" Early in 1794, I resolved to go to Dumfries, and present my translation to the booksellers there. As I had doubts respecting the success of a ' History of the Latin Writers,' I likewise composed a number of poems, chiefly in the Scottish dialect, and most of them very indifferent. I went to Dumfries in June, 1794, and found that neither of the two booksellers there would under- take to publish my translation ; but I got a number of subscription papers printed, in order to promote the publication of the poems. I collected by my- self and friends four or five hundred subscriptions. At Gatehouse, a merchant there, an old friend, gave me a very curious and large printed copy of the Pen- tateuch, which had belonged to the celebrated Andrew Melville, and the Hebrew Dictionary of Pagninus, a huge folio. During the visit to Dumfries, I was in- troduced to Robert Burns, \\ho treated me with great kindness ; told me, that if I could get out to college without publishing my poems, it would be better, as my taste was young and not formed, and I would be ashamed of my productions when I could write and judge better. I understood this, and resolved to make publication my last resource. In Dumfries I bought six or seven plays of Shakspeare, and never read any thing except Milton, with more rapture and enthusiasm."
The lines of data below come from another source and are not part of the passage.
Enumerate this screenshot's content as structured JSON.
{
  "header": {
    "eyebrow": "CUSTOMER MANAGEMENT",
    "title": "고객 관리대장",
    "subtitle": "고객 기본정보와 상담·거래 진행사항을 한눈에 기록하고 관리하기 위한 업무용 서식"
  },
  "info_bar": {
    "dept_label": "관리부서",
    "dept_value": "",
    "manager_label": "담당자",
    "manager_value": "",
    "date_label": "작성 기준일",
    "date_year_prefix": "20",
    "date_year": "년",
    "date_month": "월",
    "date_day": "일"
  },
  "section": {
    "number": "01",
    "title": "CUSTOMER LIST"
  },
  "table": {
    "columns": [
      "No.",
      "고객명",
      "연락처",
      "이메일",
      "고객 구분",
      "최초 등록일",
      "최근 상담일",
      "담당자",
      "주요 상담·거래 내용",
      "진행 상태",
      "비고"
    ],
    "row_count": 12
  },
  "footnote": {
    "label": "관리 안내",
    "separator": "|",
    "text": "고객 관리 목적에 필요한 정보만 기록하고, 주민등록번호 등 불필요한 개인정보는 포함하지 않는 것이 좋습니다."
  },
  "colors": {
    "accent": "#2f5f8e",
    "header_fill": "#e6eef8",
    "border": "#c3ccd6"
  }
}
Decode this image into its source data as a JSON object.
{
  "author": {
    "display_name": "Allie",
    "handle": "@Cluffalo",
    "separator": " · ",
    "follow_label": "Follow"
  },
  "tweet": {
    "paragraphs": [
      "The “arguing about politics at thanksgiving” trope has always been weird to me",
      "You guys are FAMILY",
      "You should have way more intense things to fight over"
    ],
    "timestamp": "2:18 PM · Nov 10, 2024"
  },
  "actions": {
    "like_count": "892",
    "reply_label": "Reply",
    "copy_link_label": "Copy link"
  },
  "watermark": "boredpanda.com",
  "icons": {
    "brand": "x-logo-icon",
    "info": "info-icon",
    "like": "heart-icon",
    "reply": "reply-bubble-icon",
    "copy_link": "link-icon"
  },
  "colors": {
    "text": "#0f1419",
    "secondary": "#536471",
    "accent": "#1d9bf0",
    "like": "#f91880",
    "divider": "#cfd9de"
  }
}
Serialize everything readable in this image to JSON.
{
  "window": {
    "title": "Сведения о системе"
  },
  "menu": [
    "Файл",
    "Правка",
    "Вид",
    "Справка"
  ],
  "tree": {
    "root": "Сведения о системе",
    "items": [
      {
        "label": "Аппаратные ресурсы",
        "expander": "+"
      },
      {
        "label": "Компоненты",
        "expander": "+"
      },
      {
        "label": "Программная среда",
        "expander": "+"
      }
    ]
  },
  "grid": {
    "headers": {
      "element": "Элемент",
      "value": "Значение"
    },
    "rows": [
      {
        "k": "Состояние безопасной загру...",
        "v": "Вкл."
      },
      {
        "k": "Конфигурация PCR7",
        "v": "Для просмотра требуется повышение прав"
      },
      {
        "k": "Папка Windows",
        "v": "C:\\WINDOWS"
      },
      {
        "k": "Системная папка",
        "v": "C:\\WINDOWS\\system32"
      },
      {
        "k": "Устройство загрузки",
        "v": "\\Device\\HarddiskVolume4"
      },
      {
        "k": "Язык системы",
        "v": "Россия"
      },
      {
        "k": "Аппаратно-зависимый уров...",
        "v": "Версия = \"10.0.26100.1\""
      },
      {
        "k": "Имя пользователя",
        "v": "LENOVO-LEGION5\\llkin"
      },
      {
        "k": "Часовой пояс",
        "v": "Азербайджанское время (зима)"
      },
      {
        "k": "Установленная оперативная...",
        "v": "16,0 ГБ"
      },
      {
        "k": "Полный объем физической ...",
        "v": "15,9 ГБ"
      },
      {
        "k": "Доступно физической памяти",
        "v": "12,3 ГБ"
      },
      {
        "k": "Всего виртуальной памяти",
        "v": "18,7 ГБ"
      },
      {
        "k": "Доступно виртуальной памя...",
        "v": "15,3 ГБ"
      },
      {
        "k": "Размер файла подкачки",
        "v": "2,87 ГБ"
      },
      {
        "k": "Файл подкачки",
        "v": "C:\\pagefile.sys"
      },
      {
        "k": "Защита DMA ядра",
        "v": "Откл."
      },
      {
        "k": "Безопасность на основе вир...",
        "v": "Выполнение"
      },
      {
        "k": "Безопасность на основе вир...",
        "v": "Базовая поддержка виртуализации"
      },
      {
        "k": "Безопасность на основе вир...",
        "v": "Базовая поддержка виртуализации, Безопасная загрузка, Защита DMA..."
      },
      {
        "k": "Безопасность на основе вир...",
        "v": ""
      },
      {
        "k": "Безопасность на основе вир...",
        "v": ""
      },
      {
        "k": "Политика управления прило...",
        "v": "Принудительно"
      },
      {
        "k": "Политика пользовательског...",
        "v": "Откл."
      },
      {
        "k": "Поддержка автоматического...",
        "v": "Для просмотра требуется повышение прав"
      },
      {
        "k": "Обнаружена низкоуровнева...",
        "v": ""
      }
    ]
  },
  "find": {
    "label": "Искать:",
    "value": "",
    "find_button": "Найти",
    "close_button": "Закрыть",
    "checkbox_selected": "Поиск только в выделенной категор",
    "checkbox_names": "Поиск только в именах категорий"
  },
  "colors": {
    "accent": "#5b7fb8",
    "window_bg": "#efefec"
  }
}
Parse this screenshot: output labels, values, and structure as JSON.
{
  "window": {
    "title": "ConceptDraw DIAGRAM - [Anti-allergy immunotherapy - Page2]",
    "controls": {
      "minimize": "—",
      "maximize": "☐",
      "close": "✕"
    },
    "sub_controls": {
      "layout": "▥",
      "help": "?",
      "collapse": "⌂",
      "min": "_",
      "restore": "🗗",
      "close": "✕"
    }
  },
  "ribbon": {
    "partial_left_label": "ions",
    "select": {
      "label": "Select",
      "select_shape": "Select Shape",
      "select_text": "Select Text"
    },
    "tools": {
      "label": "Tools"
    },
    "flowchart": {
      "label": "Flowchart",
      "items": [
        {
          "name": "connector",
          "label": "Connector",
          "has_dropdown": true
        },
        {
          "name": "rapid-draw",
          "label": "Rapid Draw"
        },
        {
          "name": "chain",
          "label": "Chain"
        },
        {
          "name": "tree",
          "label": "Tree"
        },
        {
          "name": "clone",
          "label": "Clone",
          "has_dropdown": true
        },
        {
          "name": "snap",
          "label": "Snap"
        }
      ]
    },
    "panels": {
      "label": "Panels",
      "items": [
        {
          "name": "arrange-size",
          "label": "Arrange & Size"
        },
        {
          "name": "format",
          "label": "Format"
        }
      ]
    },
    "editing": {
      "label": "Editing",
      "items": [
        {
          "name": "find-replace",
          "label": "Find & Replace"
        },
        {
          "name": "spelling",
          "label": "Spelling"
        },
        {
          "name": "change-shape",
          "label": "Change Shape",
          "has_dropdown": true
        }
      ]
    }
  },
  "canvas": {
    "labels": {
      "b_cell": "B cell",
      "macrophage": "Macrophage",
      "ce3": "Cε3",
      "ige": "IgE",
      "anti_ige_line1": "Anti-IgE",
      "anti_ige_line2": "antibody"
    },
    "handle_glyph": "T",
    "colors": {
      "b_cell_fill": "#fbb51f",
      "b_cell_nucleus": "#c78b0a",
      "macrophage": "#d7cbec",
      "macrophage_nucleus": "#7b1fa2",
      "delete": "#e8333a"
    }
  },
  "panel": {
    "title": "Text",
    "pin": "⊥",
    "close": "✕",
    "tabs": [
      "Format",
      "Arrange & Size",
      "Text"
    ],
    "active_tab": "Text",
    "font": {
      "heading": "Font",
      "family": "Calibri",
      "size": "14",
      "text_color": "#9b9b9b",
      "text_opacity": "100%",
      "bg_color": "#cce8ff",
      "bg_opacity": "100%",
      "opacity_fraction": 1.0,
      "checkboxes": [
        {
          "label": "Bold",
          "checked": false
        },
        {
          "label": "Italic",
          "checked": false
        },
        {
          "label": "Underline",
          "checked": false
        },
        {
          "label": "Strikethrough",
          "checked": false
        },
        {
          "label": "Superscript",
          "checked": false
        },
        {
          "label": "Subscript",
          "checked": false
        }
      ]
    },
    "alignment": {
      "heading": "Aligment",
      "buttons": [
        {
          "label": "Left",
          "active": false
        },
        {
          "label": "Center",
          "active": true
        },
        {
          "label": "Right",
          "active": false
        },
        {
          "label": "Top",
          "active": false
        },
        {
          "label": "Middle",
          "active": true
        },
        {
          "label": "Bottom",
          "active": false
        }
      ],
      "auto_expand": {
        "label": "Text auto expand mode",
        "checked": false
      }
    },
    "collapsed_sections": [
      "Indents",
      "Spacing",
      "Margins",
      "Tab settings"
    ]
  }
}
The singular acquirements of this Galloway shepherd, had now made some impression in a circle beyond his own limited and remote sphere ; and, in November, 1794, he was invited to Edinburgh, in order to mak an exhibition of his learning before several individuals, who were not only qualified to judge of it, but were inclined to take an interest in the fate of its possessor. He un- derwent an examination before Drs Baird, Finlayson, and Moodie, clergymen of the city ; and so effectually convinced these gentlemen of his qualifications, that they took the means to procure for him a gratuitous education in the university. Dr Baird proved, in particular, a zealous and steady friend, not only in the exertion of his influence, but by contributions to the means of his subsistence during the earlier part of his academic career. At the end of two years, he obtained a bursary, or exhibition, from the city, and soon after was able to sup- port himself, by private teaching. He now commenced the necessary studies for